Bitcoin Cash is a hard fork of Bitcoin with a protocol upgrade to fix on-chain capacity. Bitcoin Cash intends to be a Bitcoin without Segregated Witness (SegWit) as soft fork, where upgrades of the protocol are done mainly through hard forks and without changing the original economic rules of the Bitcoin. Bitcoin Cash (BCH) is released on 1st August 2017 as an upgraded version of the original Bitcoin Core software. The main upgrade is the increase in the block size limit from 1MB to 8MB. This effectively allows miners on the BCH chain to process up to 8 times more payments per second in comparison to Bitcoin. This makes for faster, cheaper transactions and a much smoother user experience. Why was Bitcoin Cash Created? The main objective of Bitcoin Cash is to to bring back the essential qualities of money inherent in the original Bitcoin software. Over the years, these qualities were filtered out of Bitcoin Core and progress was stifled by various people, organizations, and companies involved in Bitcoin protocol development. The result is that Bitcoin Core is currently unusable as money due to increasingly high fees per transactions and transfer times taking hours to complete. This is all because of the 1MB limitation of Bitcoin Core’s block size, causing it unable to accommodate to large number of transactions. Essentially Bitcoin Cash is a community-activated upgrade (otherwise known as a hard fork) of Bitcoin that increased the block size to 8MB, solving the scaling issues that plague Bitcoin Core today. Nov 16th 2018: A hashwar resulted in a split between Bitcoin SV and Bitcoin ABC

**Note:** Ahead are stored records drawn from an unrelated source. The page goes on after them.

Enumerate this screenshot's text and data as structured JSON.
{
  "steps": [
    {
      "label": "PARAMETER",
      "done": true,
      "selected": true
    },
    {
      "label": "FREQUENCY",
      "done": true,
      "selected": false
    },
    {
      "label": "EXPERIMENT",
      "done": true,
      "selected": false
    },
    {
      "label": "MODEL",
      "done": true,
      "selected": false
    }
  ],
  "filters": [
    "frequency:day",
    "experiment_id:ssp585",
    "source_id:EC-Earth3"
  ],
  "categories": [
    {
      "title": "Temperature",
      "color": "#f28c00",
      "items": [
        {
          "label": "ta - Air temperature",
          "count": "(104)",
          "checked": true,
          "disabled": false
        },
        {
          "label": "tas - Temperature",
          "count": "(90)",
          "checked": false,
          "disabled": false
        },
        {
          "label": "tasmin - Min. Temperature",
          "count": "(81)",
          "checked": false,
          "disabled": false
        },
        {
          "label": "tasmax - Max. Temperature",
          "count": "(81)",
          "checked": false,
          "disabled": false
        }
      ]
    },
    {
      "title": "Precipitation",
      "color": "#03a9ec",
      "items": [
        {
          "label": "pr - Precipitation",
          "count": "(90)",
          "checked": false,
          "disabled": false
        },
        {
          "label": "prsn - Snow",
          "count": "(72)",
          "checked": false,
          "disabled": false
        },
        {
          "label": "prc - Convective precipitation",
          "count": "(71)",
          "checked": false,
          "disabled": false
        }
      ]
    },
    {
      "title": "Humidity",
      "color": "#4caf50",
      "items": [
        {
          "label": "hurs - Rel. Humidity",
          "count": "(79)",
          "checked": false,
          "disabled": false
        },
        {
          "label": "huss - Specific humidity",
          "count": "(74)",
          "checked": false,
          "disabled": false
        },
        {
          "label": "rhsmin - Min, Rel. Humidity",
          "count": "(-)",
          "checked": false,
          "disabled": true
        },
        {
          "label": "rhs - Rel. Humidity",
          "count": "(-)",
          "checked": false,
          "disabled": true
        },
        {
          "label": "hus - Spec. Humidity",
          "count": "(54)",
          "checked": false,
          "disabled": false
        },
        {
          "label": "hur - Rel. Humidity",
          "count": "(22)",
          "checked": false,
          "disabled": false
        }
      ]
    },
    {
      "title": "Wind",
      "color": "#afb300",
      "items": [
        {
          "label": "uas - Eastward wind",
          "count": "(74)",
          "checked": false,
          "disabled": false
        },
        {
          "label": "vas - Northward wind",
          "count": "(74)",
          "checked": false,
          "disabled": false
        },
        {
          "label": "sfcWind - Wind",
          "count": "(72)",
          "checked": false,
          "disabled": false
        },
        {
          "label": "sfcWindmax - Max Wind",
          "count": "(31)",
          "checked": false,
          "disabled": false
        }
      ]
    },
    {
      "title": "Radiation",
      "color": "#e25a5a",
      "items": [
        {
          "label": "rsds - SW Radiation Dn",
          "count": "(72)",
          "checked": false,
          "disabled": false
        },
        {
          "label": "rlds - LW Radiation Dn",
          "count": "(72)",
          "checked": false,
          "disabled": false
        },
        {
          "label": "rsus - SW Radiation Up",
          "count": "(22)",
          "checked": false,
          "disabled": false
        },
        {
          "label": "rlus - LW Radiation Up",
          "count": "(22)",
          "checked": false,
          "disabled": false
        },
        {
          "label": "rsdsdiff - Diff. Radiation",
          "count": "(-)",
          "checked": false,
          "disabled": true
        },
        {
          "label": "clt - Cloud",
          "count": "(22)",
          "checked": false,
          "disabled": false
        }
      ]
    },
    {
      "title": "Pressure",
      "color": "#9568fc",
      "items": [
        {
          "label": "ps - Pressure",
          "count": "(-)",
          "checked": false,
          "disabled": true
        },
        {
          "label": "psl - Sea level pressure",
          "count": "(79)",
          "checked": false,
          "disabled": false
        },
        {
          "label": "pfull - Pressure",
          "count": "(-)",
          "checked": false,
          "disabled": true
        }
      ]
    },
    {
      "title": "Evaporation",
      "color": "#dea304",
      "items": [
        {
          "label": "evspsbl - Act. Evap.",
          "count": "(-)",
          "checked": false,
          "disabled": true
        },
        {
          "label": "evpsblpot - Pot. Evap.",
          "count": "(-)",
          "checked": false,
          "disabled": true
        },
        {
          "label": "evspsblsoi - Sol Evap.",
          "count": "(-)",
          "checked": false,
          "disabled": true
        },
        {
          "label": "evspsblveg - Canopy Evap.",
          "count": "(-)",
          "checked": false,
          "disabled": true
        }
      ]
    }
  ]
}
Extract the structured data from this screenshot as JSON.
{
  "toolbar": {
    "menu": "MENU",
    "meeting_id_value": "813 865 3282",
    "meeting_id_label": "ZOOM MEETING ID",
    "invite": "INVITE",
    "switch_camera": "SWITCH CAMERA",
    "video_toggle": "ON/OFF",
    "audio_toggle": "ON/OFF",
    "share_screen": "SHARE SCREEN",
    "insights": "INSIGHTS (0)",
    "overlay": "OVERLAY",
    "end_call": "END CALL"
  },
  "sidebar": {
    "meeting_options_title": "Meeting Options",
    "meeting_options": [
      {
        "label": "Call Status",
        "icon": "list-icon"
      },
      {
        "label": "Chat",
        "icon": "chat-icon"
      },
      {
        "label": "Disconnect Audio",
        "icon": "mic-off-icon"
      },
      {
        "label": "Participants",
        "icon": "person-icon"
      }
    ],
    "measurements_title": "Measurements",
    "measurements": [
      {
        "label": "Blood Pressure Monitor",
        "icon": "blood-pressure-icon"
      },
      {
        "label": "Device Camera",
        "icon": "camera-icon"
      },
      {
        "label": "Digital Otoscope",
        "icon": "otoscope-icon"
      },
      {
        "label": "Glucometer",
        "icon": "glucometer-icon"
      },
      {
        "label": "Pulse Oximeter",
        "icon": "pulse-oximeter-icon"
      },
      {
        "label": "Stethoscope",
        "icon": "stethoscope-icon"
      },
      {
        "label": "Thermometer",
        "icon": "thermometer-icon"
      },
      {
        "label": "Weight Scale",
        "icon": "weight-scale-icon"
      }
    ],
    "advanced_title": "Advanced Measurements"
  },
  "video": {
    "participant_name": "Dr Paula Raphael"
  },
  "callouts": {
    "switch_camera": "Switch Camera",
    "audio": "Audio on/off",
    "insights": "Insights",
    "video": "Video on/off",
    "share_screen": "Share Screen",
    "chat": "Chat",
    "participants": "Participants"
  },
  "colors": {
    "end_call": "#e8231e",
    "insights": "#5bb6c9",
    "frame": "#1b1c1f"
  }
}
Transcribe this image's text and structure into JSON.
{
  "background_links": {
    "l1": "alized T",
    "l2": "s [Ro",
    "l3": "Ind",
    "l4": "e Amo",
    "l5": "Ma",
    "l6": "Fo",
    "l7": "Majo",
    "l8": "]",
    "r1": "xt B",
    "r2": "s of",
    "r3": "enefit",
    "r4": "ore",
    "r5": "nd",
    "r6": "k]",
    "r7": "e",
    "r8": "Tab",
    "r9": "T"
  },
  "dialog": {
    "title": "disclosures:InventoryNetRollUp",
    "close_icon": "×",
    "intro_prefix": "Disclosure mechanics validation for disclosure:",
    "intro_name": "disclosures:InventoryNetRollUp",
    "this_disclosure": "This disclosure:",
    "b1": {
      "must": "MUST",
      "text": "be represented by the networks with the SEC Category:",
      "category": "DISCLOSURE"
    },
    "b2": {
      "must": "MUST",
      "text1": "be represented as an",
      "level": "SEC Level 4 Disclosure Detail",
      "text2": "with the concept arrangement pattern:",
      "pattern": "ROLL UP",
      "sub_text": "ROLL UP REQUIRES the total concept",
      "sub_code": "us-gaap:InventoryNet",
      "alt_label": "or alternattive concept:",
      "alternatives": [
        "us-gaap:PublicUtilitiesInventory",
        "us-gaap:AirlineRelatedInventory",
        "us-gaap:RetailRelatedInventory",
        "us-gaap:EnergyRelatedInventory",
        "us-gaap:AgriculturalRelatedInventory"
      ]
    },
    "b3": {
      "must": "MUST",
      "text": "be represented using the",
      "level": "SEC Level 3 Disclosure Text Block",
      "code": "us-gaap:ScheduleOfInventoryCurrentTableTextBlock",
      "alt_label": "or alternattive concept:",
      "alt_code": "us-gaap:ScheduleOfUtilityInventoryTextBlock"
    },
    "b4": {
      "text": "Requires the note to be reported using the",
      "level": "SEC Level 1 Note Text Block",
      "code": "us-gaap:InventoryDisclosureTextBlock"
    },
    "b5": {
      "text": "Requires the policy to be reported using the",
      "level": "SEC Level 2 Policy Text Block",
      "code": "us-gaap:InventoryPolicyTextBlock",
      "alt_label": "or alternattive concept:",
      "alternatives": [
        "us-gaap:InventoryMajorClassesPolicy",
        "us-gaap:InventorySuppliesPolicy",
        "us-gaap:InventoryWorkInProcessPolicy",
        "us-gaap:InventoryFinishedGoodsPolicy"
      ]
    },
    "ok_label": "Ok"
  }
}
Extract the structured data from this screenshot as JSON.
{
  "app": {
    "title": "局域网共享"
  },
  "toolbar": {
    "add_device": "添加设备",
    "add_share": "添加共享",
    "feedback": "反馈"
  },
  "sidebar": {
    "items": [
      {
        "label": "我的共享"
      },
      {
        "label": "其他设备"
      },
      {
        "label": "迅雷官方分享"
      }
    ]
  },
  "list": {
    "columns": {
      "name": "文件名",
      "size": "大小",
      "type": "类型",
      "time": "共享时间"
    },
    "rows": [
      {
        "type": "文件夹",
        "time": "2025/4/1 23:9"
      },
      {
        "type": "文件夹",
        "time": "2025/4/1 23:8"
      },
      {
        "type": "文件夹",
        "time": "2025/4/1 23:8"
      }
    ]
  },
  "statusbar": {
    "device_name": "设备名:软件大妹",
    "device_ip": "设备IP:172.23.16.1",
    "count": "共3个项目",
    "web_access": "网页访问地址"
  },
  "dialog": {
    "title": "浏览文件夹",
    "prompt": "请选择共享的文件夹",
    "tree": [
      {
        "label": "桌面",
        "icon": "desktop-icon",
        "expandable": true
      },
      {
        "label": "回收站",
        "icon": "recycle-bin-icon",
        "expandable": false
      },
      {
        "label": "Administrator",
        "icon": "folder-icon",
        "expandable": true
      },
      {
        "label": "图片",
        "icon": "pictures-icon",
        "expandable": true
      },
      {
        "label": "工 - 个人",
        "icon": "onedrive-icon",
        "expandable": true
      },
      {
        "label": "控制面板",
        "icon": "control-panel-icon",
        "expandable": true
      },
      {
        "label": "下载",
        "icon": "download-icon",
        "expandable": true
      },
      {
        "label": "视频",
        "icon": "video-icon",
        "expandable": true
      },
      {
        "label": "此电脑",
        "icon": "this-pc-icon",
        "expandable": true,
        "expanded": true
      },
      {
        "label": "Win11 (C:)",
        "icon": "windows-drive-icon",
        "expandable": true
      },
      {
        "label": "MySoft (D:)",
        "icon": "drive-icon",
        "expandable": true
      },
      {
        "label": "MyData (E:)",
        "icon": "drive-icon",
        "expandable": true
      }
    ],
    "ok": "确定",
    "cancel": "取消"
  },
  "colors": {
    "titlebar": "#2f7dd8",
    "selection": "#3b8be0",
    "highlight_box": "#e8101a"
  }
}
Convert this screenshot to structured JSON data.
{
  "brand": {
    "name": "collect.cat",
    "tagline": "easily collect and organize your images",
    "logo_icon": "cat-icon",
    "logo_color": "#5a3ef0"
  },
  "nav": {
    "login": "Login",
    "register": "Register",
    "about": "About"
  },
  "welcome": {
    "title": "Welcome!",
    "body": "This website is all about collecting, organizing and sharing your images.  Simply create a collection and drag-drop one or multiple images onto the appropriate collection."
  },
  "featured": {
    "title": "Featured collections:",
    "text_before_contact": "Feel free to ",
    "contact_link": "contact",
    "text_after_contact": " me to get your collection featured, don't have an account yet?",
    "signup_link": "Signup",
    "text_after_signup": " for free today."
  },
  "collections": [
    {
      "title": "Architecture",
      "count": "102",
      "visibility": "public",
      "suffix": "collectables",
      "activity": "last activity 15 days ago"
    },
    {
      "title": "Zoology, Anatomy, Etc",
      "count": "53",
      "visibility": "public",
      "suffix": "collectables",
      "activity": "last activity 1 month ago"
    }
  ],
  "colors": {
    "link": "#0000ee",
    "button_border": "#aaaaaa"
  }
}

The ShipChain platform is based on a simple, yet powerful solution called 'Track and Trace.' Our ecosystem will encompass all methods of freight, and will include an open API architecture that can integrate with existing freight management software. The ShipChain platform unifies shipment tracking on the Ethereum blockchain, using a sidechain to track individual encrypted geographic waypoints across each smart contract. With this system, the meaning of each cryptographic waypoint is only accessible for interpretation by the parties involved in the shipment itself. This gives shippers more visibility across their supply chain, and allows carriers to communicate with ease. Information about loads, geo waypoints, and other basic information is recorded and publicly validated within the sidechain. On the shipment's delivery and confirmation, the contract is completed and stored on the main blockchain.